Find all lines below containing the string "Tachibana" and return them.

Start of Data for this exercise

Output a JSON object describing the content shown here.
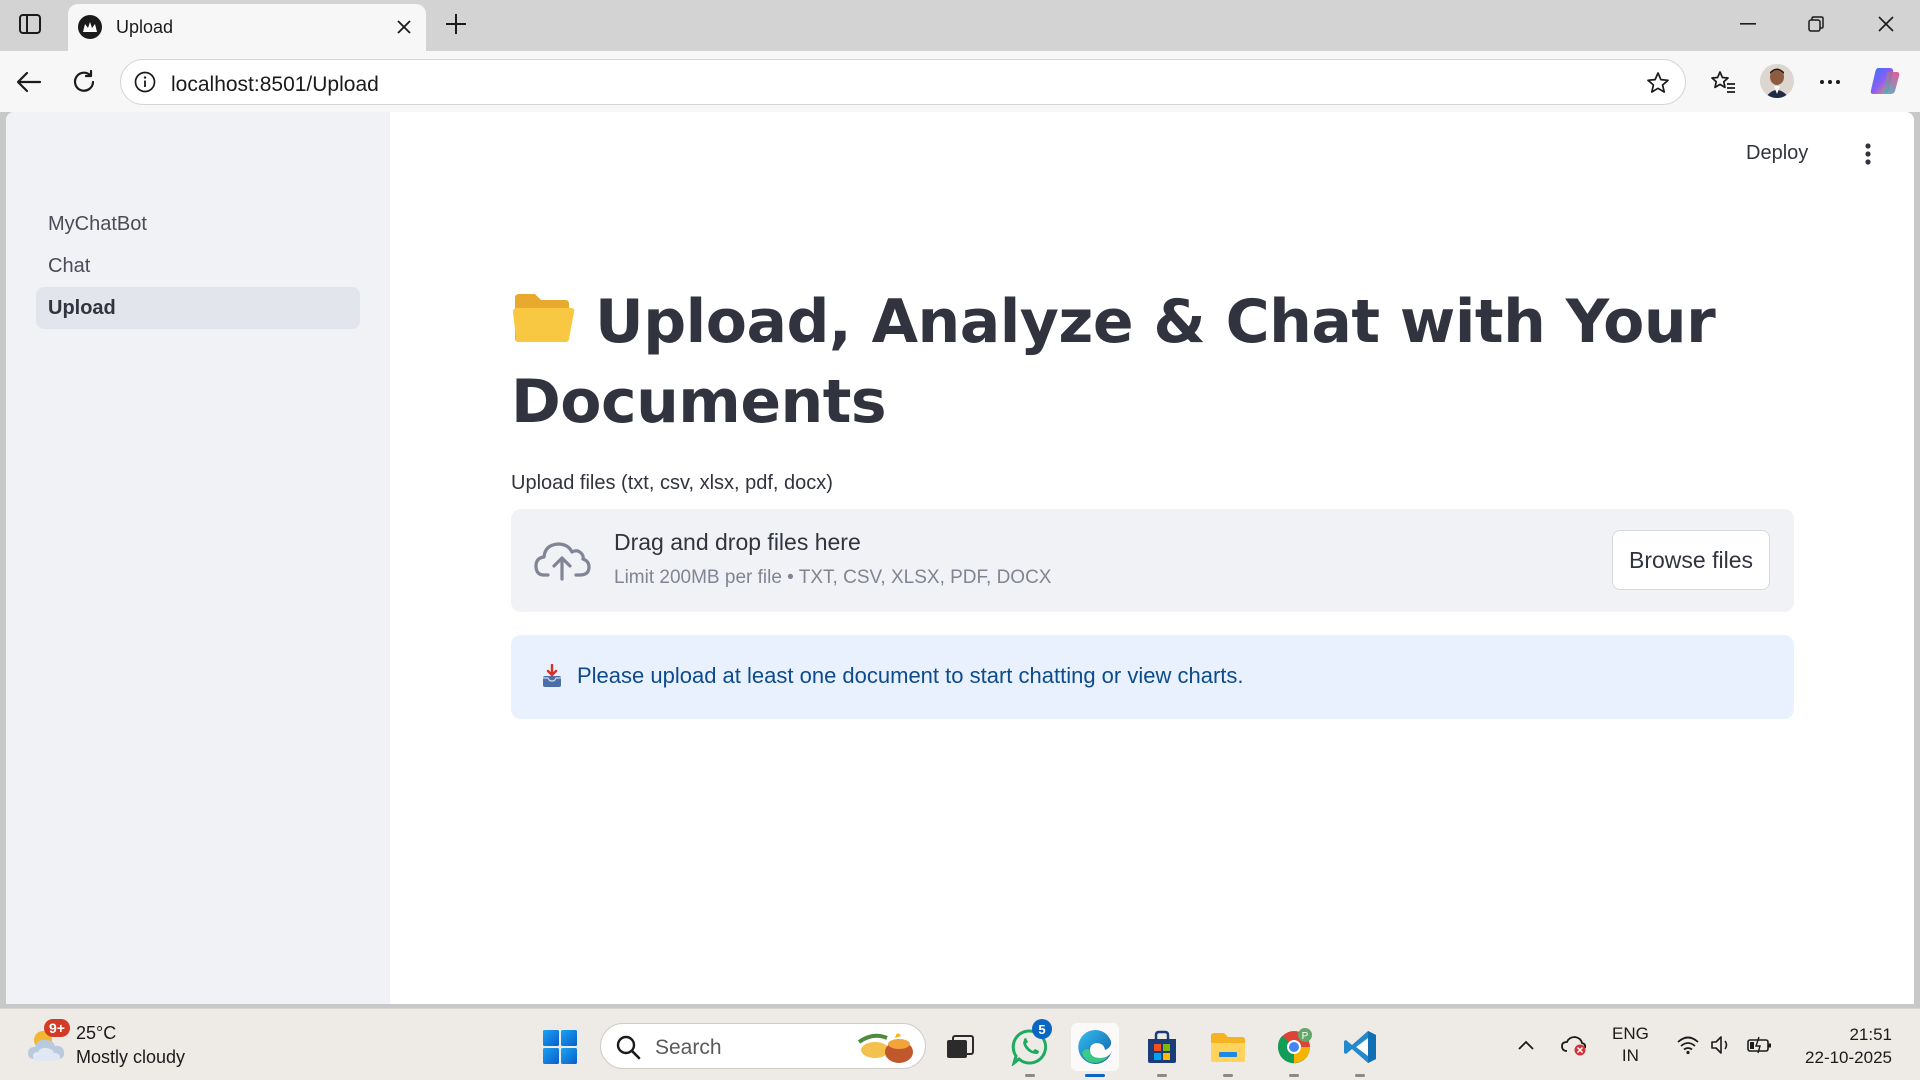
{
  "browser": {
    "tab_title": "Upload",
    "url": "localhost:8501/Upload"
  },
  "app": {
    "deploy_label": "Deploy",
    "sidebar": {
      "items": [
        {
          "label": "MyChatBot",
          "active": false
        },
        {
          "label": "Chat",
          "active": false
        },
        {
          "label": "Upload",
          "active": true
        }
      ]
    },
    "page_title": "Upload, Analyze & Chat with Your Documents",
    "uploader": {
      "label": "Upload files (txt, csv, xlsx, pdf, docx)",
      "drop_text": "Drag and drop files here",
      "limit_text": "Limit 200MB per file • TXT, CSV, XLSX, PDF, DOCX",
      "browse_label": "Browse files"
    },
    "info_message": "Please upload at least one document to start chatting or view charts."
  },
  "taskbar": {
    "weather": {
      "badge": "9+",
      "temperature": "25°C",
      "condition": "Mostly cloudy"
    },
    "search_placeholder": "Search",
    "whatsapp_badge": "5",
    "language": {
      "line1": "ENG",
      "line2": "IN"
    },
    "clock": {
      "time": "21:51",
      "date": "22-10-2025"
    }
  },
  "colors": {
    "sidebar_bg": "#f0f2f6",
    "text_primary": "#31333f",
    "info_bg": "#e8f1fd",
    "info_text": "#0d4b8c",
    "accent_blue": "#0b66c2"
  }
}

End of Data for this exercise
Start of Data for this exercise

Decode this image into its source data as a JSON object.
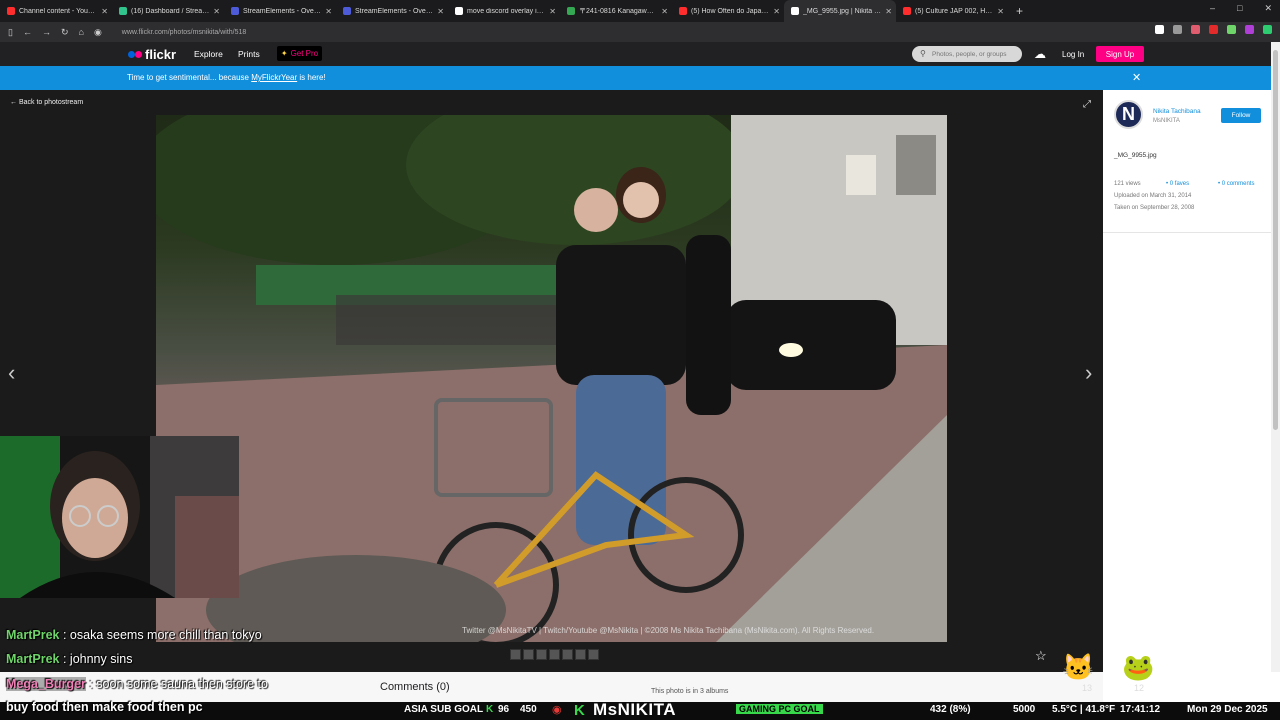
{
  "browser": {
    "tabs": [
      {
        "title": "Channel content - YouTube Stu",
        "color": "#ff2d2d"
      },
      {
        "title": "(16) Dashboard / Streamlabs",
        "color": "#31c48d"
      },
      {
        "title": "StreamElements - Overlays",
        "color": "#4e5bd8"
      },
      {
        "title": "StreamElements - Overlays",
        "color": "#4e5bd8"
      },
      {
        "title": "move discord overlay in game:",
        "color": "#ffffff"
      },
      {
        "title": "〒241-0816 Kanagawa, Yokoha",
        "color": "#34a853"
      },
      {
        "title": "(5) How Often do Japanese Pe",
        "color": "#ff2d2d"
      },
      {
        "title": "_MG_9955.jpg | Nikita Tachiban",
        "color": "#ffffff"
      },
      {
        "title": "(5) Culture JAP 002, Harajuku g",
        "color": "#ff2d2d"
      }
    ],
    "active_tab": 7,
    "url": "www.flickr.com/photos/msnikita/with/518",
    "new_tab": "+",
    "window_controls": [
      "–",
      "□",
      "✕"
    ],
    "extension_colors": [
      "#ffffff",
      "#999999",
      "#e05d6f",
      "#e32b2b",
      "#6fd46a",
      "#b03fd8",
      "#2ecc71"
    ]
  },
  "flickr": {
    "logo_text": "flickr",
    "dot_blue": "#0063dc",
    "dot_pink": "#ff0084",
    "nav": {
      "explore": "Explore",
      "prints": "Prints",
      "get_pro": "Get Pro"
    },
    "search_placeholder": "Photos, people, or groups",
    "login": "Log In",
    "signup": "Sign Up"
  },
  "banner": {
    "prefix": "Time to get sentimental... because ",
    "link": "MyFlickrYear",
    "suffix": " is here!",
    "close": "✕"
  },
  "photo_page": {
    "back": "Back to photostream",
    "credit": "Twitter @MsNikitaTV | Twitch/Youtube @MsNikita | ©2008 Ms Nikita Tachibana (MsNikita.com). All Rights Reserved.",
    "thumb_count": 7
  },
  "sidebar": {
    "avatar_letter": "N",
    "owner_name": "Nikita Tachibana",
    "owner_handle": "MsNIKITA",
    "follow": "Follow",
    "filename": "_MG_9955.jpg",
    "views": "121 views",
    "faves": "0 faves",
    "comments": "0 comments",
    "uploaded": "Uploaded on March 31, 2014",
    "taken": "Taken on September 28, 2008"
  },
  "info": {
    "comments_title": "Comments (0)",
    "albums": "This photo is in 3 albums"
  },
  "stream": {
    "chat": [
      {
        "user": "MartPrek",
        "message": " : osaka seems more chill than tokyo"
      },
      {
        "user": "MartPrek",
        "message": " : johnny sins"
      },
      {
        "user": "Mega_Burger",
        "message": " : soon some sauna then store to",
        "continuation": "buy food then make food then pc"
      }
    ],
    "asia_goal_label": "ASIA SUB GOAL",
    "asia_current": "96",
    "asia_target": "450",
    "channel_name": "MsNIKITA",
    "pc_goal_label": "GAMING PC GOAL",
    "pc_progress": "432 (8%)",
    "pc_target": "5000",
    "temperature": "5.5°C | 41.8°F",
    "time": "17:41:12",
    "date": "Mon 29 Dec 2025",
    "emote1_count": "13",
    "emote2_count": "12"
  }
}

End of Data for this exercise

**Result for this task**
    "credit": "Twitter @MsNikitaTV | Twitch/Youtube @MsNikita | ©2008 Ms Nikita Tachibana (MsNikita.com). All Rights Reserved.",
    "owner_name": "Nikita Tachibana",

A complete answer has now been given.